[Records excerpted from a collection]
━━━━━━━━━━━━━━━━━━━━━━━━━━━━━━
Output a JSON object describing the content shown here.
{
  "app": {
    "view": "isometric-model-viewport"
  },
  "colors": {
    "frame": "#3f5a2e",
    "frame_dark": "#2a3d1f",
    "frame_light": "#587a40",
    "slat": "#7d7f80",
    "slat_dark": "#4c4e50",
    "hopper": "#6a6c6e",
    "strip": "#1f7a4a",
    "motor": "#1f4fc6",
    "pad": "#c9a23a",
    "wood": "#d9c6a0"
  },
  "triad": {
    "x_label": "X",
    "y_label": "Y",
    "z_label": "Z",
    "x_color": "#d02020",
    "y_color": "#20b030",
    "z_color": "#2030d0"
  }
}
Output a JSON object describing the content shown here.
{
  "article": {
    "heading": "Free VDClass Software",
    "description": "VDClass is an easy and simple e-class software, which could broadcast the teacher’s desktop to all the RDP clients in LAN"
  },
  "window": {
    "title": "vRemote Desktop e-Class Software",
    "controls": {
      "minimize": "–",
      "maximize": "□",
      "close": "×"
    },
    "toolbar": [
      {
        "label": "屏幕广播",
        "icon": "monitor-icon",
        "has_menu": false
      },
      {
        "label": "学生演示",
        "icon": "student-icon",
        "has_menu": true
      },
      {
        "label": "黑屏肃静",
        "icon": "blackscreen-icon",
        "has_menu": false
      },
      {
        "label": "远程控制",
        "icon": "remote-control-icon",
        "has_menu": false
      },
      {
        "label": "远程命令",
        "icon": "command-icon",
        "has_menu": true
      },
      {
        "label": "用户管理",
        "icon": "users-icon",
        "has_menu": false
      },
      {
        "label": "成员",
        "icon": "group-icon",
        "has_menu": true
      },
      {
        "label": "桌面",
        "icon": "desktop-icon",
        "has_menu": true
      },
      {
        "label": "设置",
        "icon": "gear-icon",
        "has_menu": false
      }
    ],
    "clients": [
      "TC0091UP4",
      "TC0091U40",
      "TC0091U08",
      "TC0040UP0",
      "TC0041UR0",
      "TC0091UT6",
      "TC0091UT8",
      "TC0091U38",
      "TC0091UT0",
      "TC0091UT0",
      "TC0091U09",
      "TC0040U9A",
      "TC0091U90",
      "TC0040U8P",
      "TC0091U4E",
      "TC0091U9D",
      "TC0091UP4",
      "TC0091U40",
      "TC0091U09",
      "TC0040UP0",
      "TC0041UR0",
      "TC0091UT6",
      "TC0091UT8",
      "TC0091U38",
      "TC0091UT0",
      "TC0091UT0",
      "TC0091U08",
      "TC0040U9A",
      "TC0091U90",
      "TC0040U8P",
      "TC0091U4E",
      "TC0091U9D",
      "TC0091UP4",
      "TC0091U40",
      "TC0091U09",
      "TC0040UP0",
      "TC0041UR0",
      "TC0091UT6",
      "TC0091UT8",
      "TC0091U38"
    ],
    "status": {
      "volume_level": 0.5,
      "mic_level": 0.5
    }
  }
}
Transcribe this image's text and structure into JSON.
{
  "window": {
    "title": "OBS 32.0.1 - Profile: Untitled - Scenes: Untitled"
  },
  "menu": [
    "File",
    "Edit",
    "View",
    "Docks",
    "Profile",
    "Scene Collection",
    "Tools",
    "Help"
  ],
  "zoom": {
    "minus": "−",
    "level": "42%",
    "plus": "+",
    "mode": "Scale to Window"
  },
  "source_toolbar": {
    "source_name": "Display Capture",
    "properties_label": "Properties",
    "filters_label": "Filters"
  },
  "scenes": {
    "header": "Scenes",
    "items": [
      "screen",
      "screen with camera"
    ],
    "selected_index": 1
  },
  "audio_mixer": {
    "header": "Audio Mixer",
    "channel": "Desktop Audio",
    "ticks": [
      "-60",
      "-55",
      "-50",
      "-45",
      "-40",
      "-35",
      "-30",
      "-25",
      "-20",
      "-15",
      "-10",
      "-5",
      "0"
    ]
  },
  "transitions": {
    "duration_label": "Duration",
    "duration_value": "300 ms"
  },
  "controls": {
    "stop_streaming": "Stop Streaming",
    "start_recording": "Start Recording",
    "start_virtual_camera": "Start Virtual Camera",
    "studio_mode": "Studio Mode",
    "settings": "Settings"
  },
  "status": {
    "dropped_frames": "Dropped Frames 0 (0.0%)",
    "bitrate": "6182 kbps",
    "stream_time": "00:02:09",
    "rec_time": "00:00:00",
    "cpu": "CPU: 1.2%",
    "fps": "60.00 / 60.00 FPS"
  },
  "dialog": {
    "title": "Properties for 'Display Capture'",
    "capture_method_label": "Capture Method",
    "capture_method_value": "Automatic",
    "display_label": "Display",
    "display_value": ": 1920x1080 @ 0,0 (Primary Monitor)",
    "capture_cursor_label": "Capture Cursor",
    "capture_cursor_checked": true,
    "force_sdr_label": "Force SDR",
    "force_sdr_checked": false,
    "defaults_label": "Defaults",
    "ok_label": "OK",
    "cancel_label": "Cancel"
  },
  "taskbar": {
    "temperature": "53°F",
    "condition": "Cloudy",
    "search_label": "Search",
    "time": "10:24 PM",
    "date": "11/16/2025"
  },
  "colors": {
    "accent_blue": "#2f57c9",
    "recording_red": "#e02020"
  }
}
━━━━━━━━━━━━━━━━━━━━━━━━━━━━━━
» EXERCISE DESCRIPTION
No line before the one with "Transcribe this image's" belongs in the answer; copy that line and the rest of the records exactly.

» ANSWER BELOW
Transcribe this image's text and structure into JSON.
{
  "window": {
    "title": "OBS 32.0.1 - Profile: Untitled - Scenes: Untitled"
  },
  "menu": [
    "File",
    "Edit",
    "View",
    "Docks",
    "Profile",
    "Scene Collection",
    "Tools",
    "Help"
  ],
  "zoom": {
    "minus": "−",
    "level": "42%",
    "plus": "+",
    "mode": "Scale to Window"
  },
  "source_toolbar": {
    "source_name": "Display Capture",
    "properties_label": "Properties",
    "filters_label": "Filters"
  },
  "scenes": {
    "header": "Scenes",
    "items": [
      "screen",
      "screen with camera"
    ],
    "selected_index": 1
  },
  "audio_mixer": {
    "header": "Audio Mixer",
    "channel": "Desktop Audio",
    "ticks": [
      "-60",
      "-55",
      "-50",
      "-45",
      "-40",
      "-35",
      "-30",
      "-25",
      "-20",
      "-15",
      "-10",
      "-5",
      "0"
    ]
  },
  "transitions": {
    "duration_label": "Duration",
    "duration_value": "300 ms"
  },
  "controls": {
    "stop_streaming": "Stop Streaming",
    "start_recording": "Start Recording",
    "start_virtual_camera": "Start Virtual Camera",
    "studio_mode": "Studio Mode",
    "settings": "Settings"
  },
  "status": {
    "dropped_frames": "Dropped Frames 0 (0.0%)",
    "bitrate": "6182 kbps",
    "stream_time": "00:02:09",
    "rec_time": "00:00:00",
    "cpu": "CPU: 1.2%",
    "fps": "60.00 / 60.00 FPS"
  },
  "dialog": {
    "title": "Properties for 'Display Capture'",
    "capture_method_label": "Capture Method",
    "capture_method_value": "Automatic",
    "display_label": "Display",
    "display_value": ": 1920x1080 @ 0,0 (Primary Monitor)",
    "capture_cursor_label": "Capture Cursor",
    "capture_cursor_checked": true,
    "force_sdr_label": "Force SDR",
    "force_sdr_checked": false,
    "defaults_label": "Defaults",
    "ok_label": "OK",
    "cancel_label": "Cancel"
  },
  "taskbar": {
    "temperature": "53°F",
    "condition": "Cloudy",
    "search_label": "Search",
    "time": "10:24 PM",
    "date": "11/16/2025"
  },
  "colors": {
    "accent_blue": "#2f57c9",
    "recording_red": "#e02020"
  }
}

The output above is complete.